March 6, 2011: It was reported that the Taylor/ICON group would delay their report until they knew whether or not the Kings were staying in Sacramento.
March 23–26, 2011: Jim Crandell reported that there is a possible "game changing" proposal that could keep the Kings in Sacramento. It was later reported, however, that the Maloofs had rejected this plan which calls for a renovation of Power Balance Pavilion.
March 28, 2011: The Orange County Register reported that an official in the city of Sacramento had sent a letter to the city of Anaheim insisting that they cease negotiations with the Kings because of a $73,725,000 loan that is owed to the capital city by the Maloofs. Kings co-owner quickly shot back, saying that the letter was "below the belt" and that Sacramento should "not interfere with our business." The next day, the Los Angeles Times reported that California state senate president pro tempore Steinberg (D-Sacramento) is considering legislation that would prevent the Kings from moving until the debt is paid in full.
March 29, 2011: The city of Anaheim unanimously approved a 75 million dollar bond to bring Honda Center up to modern NBA standards.
April 14, 2011: The NBA Board of Governors met at the St. Regis Hotel in New York City where George Maloof, on behalf of the majority owners, made his case to the other owners that relocation was advisable.
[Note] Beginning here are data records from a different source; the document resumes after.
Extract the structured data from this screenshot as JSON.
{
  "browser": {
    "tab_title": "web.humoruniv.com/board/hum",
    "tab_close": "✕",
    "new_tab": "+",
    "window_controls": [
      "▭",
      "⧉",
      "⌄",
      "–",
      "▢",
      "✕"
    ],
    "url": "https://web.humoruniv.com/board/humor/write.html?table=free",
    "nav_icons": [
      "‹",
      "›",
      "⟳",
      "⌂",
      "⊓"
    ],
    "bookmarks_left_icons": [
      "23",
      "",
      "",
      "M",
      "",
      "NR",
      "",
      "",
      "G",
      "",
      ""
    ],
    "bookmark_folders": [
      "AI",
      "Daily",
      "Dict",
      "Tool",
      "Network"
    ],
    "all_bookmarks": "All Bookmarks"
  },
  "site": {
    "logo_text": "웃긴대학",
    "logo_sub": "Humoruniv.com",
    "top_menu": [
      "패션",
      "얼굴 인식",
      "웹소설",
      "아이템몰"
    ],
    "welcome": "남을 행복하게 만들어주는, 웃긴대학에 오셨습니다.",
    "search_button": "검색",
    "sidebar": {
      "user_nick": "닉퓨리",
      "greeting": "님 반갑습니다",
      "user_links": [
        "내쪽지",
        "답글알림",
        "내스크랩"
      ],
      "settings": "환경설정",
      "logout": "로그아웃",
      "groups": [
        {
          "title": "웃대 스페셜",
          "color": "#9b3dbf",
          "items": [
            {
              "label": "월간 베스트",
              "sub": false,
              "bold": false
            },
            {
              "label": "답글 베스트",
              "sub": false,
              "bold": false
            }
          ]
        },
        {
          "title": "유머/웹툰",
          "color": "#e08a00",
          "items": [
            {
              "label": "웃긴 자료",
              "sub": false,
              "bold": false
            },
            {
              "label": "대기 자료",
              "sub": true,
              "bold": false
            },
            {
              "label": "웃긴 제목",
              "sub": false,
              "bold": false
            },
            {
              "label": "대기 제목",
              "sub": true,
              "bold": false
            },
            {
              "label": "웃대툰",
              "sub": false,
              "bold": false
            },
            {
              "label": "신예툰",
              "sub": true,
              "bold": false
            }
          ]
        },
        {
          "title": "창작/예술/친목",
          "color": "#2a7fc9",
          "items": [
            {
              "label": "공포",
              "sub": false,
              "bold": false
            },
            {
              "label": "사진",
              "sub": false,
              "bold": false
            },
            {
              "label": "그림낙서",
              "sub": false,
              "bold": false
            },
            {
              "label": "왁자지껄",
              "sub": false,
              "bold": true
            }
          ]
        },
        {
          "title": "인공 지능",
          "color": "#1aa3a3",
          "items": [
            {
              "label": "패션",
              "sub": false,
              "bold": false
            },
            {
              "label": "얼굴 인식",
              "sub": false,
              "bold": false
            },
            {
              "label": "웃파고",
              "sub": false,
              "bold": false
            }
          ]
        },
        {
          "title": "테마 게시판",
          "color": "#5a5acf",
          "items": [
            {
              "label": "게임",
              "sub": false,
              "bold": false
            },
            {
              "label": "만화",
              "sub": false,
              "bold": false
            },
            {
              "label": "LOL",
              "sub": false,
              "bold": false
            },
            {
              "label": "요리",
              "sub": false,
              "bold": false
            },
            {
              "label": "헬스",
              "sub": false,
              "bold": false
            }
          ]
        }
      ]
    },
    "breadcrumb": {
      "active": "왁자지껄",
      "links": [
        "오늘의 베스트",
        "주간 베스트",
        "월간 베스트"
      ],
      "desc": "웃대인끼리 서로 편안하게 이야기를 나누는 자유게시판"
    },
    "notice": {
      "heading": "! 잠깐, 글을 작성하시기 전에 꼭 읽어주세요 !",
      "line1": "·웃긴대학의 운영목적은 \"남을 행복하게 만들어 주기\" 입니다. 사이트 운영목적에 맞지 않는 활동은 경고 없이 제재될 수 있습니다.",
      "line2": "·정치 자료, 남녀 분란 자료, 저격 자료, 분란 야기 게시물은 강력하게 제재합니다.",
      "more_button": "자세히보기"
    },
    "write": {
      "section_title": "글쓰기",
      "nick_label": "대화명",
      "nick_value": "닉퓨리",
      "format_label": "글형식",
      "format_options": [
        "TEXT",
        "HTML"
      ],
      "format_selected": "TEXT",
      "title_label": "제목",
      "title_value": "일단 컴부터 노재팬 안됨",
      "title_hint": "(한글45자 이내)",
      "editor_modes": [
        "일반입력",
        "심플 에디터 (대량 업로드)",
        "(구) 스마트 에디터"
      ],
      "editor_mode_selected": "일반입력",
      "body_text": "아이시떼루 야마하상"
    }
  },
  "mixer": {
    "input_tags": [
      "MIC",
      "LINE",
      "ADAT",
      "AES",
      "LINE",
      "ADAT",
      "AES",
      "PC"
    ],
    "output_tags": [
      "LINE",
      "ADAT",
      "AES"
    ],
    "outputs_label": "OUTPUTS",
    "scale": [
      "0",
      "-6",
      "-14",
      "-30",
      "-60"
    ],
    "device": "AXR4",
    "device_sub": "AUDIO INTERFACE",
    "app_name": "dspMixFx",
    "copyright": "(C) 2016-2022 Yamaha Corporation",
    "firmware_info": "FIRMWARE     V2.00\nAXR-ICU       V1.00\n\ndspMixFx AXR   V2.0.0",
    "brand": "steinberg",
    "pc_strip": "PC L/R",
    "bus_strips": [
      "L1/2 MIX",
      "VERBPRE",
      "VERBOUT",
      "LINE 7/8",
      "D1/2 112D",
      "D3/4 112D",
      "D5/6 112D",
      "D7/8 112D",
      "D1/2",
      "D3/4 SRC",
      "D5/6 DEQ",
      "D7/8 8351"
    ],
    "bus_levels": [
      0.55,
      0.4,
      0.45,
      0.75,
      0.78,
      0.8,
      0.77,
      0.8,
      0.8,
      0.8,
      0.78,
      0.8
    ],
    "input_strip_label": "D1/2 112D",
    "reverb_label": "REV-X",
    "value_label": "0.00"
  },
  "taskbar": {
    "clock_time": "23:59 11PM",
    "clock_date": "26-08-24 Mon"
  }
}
Anaheim Mayor Tom Tait, Anaheim City Manager Tom Wood, Anaheim Ducks owner Henry Samueli, and Anaheim Arena Management official Michael Schulman all attended the meetings to make the argument for relocation to their city. Sacramento mayor Kevin Johnson also attended the meetings and made the case why the Kings should remain in California's capital city or why Sacramento deserves a new team if the Kings leave. Johnson also announced during his presentation that Ron Burkle, a billionaire credited with helping keep the Pittsburgh Penguins in their home town, wanted to purchase the Kings franchise and keep them in Sacramento. Burkle's firm later sent out a press release confirming his interest in purchasing the Kings and keeping the NBA in Sacramento. The Orange County Register also reported that the fate of the Kings may be known by Friday, April 15.
April 15, 2011: At an NBA Board of Governors meeting at the St. Regis Hotel in New York City, the NBA moved the relocation filing deadline for the Kings from March 18 to May 2.
April 18, 2011: The Kings' second deadline to file for relocation. An extension to May 2 was granted on April 15.
April 29, 2011: The Orange County Register reported that the relocation committee headed by Oklahoma City Thunder owner has suggested that the Kings remain in Sacramento. In response, Anaheim Ducks owner Henry Samueli upped his offer to the Maloofs, promising to pay for up to 70 million dollars in upgrades to Honda Center. He also reportedly secured 30 million dollars (to counter the 10 million that Sacramento mayor Kevin Johnson secured) in corporate funding and a six-year television deal that would pay out 24 million dollars annually. Samueli also upped his personal loan to the Maloofs to 75 million dollars and offered to buy a minority stake in the Kings. Following this report, the Maloofs have not filed for relocation and the relocation committee has not changed their reported suggestion.
May 2, 2011: George Maloof announces that the Kings will remain in Sacramento for at least one more season.
Cities considered future sites for the Kings
Due to the 2011 NBA lockout negotiations, the programmed preseason schedule, along with the first two weeks of the regular season, were scraped, and a two-game preseason was set for each team once the lockout concluded.